Situational Awareness - Money and its Origin


The problems which exist in our nation are too great to adequately quantify.  Having studied these problems for the greater part of two years, one of the best places to start is with the things we interact with every day - money.
Money is what we as humans use as a means of indirect exchange with others in society.

Knowing everything you can get your hands on about MONEY will take you very far and most likely keep you from being poor.  This knowledge about money will give you invaluable situational awareness to survive and thrive no matter your state in life.

We trade our labor, property, talent, time, and skills for money instead of participating in direct exchange since many of our needs are known while others are unknown to us at the time we acquire our wages. Barter may be efficient for short term transactions (food, shelter, clothing, transportation), but it does not work for more complex transactions in which time preference plays a role. But, in a barter economy, what would the most frequently traded goods be? They would most likely be commodities.

However, one can quickly see the problems with a barter economy.  If I have 8 loaves of bread and my neighbor has 5 fish, we can easily work out a short term medium of exchange (i.e. 2 loaves of bread = 1 fish).  But, neither of us can save these items as "money units" long term since money must be scarce, durable (cannot spoil), easily divisible, and so on.  Also, barter requires a coincidence of "double wants".  Someone has to value my loaves of bread more than I value mine in order for the exchange to transpire.

So, as an economy becomes more complex, money as the arbiter of exchange and store of value comes into being in a free society.  Thus, any form of "money" must start out as a commonly understood money in any society.
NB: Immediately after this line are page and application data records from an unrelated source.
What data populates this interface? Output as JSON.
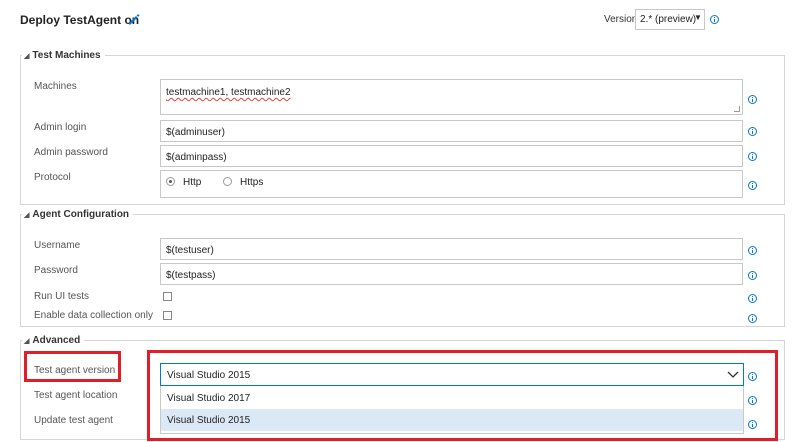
{
  "header": {
    "title": "Deploy TestAgent on",
    "version_label": "Version",
    "version_value": "2.* (preview)"
  },
  "sections": {
    "test_machines": {
      "title": "Test Machines",
      "machines_label": "Machines",
      "machines_value": "testmachine1, testmachine2",
      "admin_login_label": "Admin login",
      "admin_login_value": "$(adminuser)",
      "admin_password_label": "Admin password",
      "admin_password_value": "$(adminpass)",
      "protocol_label": "Protocol",
      "protocol_options": [
        "Http",
        "Https"
      ],
      "protocol_selected": "Http"
    },
    "agent_configuration": {
      "title": "Agent Configuration",
      "username_label": "Username",
      "username_value": "$(testuser)",
      "password_label": "Password",
      "password_value": "$(testpass)",
      "run_ui_tests_label": "Run UI tests",
      "run_ui_tests_checked": false,
      "data_collection_label": "Enable data collection only",
      "data_collection_checked": false
    },
    "advanced": {
      "title": "Advanced",
      "test_agent_version_label": "Test agent version",
      "test_agent_version_value": "Visual Studio 2015",
      "test_agent_version_options": [
        "Visual Studio 2017",
        "Visual Studio 2015"
      ],
      "test_agent_location_label": "Test agent location",
      "update_test_agent_label": "Update test agent"
    }
  },
  "colors": {
    "accent": "#0078d7",
    "highlight_red": "#e01e28",
    "selected_option_bg": "#dbe8f5"
  },
  "icons": {
    "edit": "pencil-icon",
    "info": "info-icon",
    "dropdown": "chevron-down-icon"
  }
}
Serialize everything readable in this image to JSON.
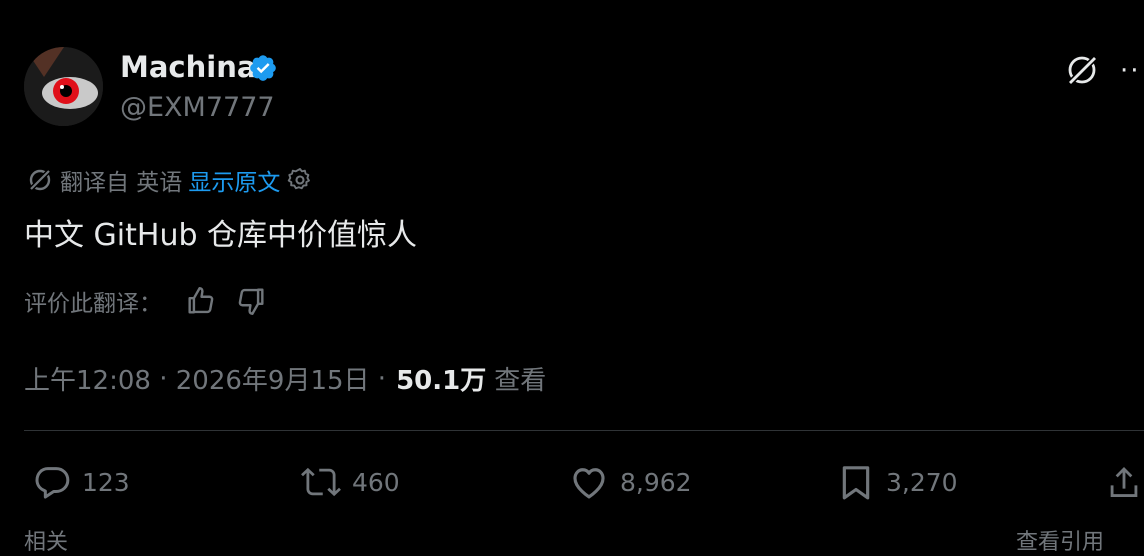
{
  "author": {
    "name": "Machina",
    "handle": "@EXM7777"
  },
  "translation": {
    "from_label": "翻译自 英语",
    "show_original": "显示原文"
  },
  "post": {
    "text": "中文 GitHub 仓库中价值惊人"
  },
  "rating": {
    "label": "评价此翻译："
  },
  "meta": {
    "time": "上午12:08",
    "date": "2026年9月15日",
    "views_count": "50.1万",
    "views_label": "查看"
  },
  "actions": {
    "replies": "123",
    "reposts": "460",
    "likes": "8,962",
    "bookmarks": "3,270"
  },
  "bottom": {
    "left_text": "相关",
    "right_text": "查看引用"
  },
  "colors": {
    "accent": "#1d9bf0",
    "muted": "#71767b",
    "text": "#e7e9ea",
    "background": "#000000"
  },
  "icons": [
    "verified-badge-icon",
    "grok-icon",
    "more-icon",
    "translate-icon",
    "settings-gear-icon",
    "thumbs-up-icon",
    "thumbs-down-icon",
    "reply-icon",
    "repost-icon",
    "like-icon",
    "bookmark-icon",
    "share-icon"
  ]
}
Ludwig von Mises made this important observation in Human Action:
"It [money] is the most marketable good which people accept because they want to offer it in later acts of impersonal exchange." (Human Action, p. 401).
Why is this important?  Because acknowledging the fundamentals of how a money unit comes into society is paramount to recognizing the types of "money" that have been transformed through government decree, coercion, and force.  Instead of allowing the free market determine the best medium of exchange and money unit (which tends to be either gold or silver precious metals), governments have introduced legal tender laws and a monopoly on the coinage of money.
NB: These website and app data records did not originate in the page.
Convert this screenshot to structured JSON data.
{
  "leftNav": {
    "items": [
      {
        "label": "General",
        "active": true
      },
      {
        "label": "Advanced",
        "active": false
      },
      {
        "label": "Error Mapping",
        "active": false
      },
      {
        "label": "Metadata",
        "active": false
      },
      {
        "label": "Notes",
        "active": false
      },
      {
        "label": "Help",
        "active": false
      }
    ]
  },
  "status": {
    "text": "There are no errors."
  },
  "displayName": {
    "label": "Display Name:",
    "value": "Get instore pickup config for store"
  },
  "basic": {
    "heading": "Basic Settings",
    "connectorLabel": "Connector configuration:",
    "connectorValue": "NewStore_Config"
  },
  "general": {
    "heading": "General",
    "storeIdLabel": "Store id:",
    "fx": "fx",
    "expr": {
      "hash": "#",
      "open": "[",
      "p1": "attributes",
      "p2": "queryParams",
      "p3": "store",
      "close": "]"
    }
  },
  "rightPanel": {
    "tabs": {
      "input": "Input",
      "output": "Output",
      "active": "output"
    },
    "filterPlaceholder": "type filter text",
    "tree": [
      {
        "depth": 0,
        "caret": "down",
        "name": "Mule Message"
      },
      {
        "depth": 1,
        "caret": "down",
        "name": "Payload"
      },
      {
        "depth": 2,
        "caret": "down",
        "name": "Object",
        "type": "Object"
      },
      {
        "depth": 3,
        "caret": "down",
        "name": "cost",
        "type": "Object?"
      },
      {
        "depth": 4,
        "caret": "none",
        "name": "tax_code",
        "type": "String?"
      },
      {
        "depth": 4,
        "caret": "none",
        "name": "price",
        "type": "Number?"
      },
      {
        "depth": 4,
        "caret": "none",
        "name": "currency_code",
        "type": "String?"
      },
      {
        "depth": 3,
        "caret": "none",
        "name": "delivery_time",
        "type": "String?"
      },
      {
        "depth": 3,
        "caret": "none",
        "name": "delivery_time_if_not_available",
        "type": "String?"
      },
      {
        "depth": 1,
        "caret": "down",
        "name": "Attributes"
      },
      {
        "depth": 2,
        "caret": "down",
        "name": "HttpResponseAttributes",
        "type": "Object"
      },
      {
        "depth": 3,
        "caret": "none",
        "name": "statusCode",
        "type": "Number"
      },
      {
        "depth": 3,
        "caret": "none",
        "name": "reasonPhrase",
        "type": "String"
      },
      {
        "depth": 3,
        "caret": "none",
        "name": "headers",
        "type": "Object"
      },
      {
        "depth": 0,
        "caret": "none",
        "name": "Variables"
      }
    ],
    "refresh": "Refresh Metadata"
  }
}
Many books do an excellent job of explaining the fundamentals of money.  Scholars rooted in the Austrian school of economics are uniquely qualified to understand money while other schools have a "muddled" theory of money at best.

Please do yourself a favor and learn everything you can about the basics of money.